Collected Works of Abraham Lincoln. Volume 2.
Lincoln, Abraham, 1809-1865.

Fragment on Slavery [1]

[April 1, 1854?]

dent truth. Made so plain by our good Father in Heaven, that all feel and understand it, even down to brutes and creeping insects. The ant, who has toiled and dragged a crumb to his nest, will furiously defend the fruit of his labor, against whatever robber assails him. So plain, that the most dumb and stupid slave that ever toiled for a master, does constantly know that he is wronged. So plain that no one, high or low, ever does mistake it, except in a plainly selfish way; for although volume upon volume is written to prove slavery a very good thing, we never hear of the man who wishes to take the good of it, by being a slave himself.

Most governments have been based, practically, on the denial of equal rights of men, as I have, in part, stated them; ours began, by affirming those rights. They said, some men are too ignorant, and vicious, to share in government. Possibly so, said we; and, by your system, you would always keep them ignorant, and vicious. We proposed to give all a chance; and we expected the weak to grow stronger, the ignorant, wiser; and all better, and happier together.

We made the experiment; and the fruit is before us. Look at it---think of it. Look at it, in it's aggregate grandeur, of extent of country, and numbers of population---of ship, and steamboat, and rail-

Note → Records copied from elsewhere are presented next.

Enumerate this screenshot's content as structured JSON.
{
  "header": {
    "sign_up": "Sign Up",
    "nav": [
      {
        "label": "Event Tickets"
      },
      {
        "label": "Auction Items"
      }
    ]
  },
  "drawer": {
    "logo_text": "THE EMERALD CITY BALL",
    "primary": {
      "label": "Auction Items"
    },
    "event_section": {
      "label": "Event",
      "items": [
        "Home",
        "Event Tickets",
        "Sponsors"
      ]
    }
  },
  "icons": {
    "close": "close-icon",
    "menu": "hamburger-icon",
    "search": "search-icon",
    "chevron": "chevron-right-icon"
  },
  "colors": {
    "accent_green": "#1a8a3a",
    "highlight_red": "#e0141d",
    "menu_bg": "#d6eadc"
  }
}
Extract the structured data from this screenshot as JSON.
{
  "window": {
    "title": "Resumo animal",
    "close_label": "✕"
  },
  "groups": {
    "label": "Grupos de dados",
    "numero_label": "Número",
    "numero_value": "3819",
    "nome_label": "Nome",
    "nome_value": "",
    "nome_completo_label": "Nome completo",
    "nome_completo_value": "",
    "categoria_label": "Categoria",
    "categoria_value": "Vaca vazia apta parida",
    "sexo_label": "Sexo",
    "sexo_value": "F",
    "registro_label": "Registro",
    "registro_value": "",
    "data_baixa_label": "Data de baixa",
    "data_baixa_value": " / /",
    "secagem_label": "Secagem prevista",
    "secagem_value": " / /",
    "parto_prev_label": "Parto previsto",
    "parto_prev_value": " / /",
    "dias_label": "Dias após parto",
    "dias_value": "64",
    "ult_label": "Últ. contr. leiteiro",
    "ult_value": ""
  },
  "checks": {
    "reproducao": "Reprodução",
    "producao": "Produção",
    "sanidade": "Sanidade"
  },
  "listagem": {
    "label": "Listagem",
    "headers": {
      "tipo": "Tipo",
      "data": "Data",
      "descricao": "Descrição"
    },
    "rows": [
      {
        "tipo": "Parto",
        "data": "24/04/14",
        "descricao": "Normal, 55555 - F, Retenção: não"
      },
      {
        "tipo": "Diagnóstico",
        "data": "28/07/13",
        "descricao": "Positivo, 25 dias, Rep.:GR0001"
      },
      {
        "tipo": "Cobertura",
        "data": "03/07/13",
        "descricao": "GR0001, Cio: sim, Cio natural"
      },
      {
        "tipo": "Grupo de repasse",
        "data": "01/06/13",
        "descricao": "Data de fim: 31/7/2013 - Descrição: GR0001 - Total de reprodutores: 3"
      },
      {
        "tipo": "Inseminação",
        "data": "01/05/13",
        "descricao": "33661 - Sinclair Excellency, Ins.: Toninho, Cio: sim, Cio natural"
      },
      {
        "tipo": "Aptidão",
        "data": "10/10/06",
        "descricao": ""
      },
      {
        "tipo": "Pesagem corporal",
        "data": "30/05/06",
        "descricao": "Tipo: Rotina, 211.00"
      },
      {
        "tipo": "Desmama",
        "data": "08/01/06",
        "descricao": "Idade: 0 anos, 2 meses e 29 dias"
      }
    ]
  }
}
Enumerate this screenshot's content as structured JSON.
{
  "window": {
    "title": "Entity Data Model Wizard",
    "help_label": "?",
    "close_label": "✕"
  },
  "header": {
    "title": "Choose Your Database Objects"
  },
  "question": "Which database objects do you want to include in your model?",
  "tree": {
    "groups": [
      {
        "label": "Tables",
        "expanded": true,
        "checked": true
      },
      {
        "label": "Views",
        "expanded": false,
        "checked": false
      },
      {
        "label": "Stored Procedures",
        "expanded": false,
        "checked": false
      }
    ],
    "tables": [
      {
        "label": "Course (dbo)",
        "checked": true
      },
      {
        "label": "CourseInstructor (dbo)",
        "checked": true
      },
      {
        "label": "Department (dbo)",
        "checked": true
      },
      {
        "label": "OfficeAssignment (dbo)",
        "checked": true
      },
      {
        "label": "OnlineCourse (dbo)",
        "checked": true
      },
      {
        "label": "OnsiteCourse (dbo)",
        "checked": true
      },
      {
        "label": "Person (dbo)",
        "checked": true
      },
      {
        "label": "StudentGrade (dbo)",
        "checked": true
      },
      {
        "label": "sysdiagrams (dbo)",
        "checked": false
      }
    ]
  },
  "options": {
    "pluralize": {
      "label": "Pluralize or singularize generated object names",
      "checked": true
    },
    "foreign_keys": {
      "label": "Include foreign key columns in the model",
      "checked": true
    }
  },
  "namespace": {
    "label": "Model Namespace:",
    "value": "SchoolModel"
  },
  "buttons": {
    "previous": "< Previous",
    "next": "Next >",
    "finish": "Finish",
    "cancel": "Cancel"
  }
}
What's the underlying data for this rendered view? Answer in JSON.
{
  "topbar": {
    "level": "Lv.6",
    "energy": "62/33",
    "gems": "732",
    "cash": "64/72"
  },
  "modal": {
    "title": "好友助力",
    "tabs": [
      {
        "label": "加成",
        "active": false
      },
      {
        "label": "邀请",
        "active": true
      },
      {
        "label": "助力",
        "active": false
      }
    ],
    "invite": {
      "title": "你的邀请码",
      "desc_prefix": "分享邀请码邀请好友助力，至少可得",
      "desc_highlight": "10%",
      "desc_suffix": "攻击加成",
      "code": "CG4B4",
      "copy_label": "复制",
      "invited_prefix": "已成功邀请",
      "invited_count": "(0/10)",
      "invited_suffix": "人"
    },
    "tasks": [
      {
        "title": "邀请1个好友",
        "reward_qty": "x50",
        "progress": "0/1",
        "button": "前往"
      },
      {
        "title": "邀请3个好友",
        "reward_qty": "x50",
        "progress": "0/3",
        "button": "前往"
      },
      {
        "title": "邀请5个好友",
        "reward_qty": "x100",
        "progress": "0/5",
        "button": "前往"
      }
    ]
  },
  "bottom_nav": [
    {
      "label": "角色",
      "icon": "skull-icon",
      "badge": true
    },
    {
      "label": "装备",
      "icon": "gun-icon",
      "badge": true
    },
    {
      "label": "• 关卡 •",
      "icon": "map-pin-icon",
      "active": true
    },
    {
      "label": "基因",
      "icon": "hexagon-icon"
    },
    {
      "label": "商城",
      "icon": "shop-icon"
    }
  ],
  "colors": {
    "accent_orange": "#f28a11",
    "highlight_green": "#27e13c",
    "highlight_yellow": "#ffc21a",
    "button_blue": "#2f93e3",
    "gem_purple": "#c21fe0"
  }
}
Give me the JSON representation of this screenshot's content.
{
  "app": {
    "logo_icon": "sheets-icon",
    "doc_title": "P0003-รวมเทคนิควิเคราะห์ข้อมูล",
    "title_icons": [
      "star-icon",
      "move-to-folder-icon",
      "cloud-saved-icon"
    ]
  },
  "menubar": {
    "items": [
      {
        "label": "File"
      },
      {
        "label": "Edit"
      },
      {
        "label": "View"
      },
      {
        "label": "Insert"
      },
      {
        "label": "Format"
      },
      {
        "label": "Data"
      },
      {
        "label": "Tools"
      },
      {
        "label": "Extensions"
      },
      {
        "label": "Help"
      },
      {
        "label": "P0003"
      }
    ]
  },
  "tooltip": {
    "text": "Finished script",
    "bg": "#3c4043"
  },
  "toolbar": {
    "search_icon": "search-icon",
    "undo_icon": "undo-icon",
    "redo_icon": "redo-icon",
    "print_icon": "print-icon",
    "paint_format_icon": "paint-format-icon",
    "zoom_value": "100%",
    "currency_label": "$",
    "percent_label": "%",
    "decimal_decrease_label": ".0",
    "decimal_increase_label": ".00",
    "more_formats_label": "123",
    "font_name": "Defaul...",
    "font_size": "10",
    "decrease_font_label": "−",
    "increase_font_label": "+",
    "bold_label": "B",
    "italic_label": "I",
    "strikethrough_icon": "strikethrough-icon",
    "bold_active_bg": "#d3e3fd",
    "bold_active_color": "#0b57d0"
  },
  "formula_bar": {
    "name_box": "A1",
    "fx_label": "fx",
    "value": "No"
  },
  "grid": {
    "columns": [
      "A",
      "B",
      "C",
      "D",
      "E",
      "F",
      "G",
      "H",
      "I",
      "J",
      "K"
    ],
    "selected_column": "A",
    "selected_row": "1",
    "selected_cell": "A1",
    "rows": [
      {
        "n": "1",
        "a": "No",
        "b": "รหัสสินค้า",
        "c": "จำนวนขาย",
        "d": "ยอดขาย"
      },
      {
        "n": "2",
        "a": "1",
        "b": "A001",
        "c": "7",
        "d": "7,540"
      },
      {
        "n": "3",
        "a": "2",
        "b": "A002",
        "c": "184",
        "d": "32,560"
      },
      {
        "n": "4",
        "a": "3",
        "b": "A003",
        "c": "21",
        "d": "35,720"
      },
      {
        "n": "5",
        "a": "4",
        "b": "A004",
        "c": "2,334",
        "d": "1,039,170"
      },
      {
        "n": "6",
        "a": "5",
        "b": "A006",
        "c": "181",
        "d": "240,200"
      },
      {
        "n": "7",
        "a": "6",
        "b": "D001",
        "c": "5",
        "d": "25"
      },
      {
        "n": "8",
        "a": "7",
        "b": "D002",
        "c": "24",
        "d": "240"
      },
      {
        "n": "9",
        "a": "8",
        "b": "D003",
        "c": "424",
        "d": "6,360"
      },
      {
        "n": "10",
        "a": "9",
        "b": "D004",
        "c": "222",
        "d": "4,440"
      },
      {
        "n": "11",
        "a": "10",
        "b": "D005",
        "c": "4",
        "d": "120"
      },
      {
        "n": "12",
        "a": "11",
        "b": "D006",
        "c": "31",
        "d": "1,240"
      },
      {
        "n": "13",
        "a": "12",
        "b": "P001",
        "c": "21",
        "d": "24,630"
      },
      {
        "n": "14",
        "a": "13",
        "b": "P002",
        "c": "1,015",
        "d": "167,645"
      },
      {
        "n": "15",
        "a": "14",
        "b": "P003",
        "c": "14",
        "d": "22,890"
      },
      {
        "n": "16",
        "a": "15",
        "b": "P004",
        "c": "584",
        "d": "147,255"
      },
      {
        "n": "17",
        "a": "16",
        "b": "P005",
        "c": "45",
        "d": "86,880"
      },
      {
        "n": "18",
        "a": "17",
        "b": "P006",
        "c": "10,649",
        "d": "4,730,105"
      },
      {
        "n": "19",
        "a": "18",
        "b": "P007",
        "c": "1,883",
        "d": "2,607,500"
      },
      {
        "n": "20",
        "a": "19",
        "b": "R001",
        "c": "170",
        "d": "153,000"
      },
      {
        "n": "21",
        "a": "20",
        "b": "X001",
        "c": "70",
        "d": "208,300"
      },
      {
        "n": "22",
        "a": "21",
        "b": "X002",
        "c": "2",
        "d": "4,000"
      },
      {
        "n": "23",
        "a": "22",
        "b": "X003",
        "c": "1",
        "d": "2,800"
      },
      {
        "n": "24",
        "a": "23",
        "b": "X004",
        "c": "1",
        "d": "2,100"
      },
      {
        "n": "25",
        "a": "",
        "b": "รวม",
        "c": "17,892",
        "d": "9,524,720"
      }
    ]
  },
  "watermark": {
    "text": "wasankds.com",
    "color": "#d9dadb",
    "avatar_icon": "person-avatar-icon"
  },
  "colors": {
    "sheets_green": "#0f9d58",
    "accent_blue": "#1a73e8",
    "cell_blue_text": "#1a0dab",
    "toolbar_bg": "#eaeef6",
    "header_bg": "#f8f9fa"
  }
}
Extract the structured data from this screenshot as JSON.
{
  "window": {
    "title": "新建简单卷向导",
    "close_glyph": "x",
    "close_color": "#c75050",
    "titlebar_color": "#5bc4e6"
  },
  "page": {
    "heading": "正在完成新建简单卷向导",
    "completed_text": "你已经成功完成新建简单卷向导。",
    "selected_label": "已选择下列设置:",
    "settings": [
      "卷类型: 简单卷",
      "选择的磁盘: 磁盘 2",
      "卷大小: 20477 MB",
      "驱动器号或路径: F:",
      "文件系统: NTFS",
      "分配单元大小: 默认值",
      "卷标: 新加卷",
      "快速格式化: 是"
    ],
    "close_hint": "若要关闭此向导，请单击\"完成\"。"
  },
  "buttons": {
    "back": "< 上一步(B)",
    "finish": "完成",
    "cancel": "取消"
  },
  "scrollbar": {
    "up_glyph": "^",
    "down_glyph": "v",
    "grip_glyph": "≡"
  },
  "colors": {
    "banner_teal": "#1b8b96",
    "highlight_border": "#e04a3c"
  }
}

[1]   AD, The arbitrary date assigned to this fragment by Nicolay and Hay has been retained for want of conclusive evidence to the contrary. It seems to the editors probable that this single page is part of a speech composed in 1858-1859. It may possibly have been part of the omitted portion in the speech at Cincinnati, September 17, 1859 (vide infra), or a portion of some one of several speeches in 1858 for which no report or manuscript has been found.